Exercise aim | What's needed is a full, exact retyping of the records.

[Opening Listed entries section]

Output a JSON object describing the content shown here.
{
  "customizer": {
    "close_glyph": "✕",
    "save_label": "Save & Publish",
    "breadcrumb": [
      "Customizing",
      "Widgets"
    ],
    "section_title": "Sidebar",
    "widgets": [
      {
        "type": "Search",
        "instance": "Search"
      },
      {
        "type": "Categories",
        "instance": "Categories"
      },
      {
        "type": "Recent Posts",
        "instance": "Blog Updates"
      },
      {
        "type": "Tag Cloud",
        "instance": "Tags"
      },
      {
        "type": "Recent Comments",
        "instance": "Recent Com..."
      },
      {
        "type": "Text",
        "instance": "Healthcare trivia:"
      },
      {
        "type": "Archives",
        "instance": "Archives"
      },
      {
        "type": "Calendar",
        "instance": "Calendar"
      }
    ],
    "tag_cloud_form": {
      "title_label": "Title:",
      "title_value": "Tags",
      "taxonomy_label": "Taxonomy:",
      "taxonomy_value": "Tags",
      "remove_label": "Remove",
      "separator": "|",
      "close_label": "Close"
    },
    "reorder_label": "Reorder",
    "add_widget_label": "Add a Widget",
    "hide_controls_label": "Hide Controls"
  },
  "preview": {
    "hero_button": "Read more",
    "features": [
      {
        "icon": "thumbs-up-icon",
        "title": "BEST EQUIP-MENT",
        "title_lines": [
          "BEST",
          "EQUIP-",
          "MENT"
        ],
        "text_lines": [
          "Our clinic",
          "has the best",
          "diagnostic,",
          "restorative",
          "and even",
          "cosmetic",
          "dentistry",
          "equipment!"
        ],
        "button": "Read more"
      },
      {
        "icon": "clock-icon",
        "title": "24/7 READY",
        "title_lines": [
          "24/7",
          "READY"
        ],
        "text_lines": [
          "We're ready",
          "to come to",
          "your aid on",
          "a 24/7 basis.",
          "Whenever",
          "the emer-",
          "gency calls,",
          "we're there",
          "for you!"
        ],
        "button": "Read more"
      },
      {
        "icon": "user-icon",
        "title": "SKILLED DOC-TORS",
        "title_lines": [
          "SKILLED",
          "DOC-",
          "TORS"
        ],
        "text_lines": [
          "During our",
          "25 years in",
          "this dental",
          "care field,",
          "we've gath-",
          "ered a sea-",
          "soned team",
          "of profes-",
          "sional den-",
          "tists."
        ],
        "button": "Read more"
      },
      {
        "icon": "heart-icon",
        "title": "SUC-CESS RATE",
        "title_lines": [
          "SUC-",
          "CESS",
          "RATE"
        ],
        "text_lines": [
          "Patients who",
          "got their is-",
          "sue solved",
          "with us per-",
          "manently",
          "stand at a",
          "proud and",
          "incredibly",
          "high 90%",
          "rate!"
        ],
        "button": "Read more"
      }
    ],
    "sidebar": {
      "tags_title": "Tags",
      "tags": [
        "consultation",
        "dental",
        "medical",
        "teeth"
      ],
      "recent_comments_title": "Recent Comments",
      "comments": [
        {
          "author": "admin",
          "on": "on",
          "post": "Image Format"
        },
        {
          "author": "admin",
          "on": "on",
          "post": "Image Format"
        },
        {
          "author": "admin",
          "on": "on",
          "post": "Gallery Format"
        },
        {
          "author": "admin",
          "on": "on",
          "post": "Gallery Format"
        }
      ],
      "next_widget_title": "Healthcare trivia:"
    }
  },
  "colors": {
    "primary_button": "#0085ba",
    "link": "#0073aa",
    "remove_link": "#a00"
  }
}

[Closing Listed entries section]

Task output |
Output a JSON object describing the content shown here.
{
  "customizer": {
    "close_glyph": "✕",
    "save_label": "Save & Publish",
    "breadcrumb": [
      "Customizing",
      "Widgets"
    ],
    "section_title": "Sidebar",
    "widgets": [
      {
        "type": "Search",
        "instance": "Search"
      },
      {
        "type": "Categories",
        "instance": "Categories"
      },
      {
        "type": "Recent Posts",
        "instance": "Blog Updates"
      },
      {
        "type": "Tag Cloud",
        "instance": "Tags"
      },
      {
        "type": "Recent Comments",
        "instance": "Recent Com..."
      },
      {
        "type": "Text",
        "instance": "Healthcare trivia:"
      },
      {
        "type": "Archives",
        "instance": "Archives"
      },
      {
        "type": "Calendar",
        "instance": "Calendar"
      }
    ],
    "tag_cloud_form": {
      "title_label": "Title:",
      "title_value": "Tags",
      "taxonomy_label": "Taxonomy:",
      "taxonomy_value": "Tags",
      "remove_label": "Remove",
      "separator": "|",
      "close_label": "Close"
    },
    "reorder_label": "Reorder",
    "add_widget_label": "Add a Widget",
    "hide_controls_label": "Hide Controls"
  },
  "preview": {
    "hero_button": "Read more",
    "features": [
      {
        "icon": "thumbs-up-icon",
        "title": "BEST EQUIP-MENT",
        "title_lines": [
          "BEST",
          "EQUIP-",
          "MENT"
        ],
        "text_lines": [
          "Our clinic",
          "has the best",
          "diagnostic,",
          "restorative",
          "and even",
          "cosmetic",
          "dentistry",
          "equipment!"
        ],
        "button": "Read more"
      },
      {
        "icon": "clock-icon",
        "title": "24/7 READY",
        "title_lines": [
          "24/7",
          "READY"
        ],
        "text_lines": [
          "We're ready",
          "to come to",
          "your aid on",
          "a 24/7 basis.",
          "Whenever",
          "the emer-",
          "gency calls,",
          "we're there",
          "for you!"
        ],
        "button": "Read more"
      },
      {
        "icon": "user-icon",
        "title": "SKILLED DOC-TORS",
        "title_lines": [
          "SKILLED",
          "DOC-",
          "TORS"
        ],
        "text_lines": [
          "During our",
          "25 years in",
          "this dental",
          "care field,",
          "we've gath-",
          "ered a sea-",
          "soned team",
          "of profes-",
          "sional den-",
          "tists."
        ],
        "button": "Read more"
      },
      {
        "icon": "heart-icon",
        "title": "SUC-CESS RATE",
        "title_lines": [
          "SUC-",
          "CESS",
          "RATE"
        ],
        "text_lines": [
          "Patients who",
          "got their is-",
          "sue solved",
          "with us per-",
          "manently",
          "stand at a",
          "proud and",
          "incredibly",
          "high 90%",
          "rate!"
        ],
        "button": "Read more"
      }
    ],
    "sidebar": {
      "tags_title": "Tags",
      "tags": [
        "consultation",
        "dental",
        "medical",
        "teeth"
      ],
      "recent_comments_title": "Recent Comments",
      "comments": [
        {
          "author": "admin",
          "on": "on",
          "post": "Image Format"
        },
        {
          "author": "admin",
          "on": "on",
          "post": "Image Format"
        },
        {
          "author": "admin",
          "on": "on",
          "post": "Gallery Format"
        },
        {
          "author": "admin",
          "on": "on",
          "post": "Gallery Format"
        }
      ],
      "next_widget_title": "Healthcare trivia:"
    }
  },
  "colors": {
    "primary_button": "#0085ba",
    "link": "#0073aa",
    "remove_link": "#a00"
  }
}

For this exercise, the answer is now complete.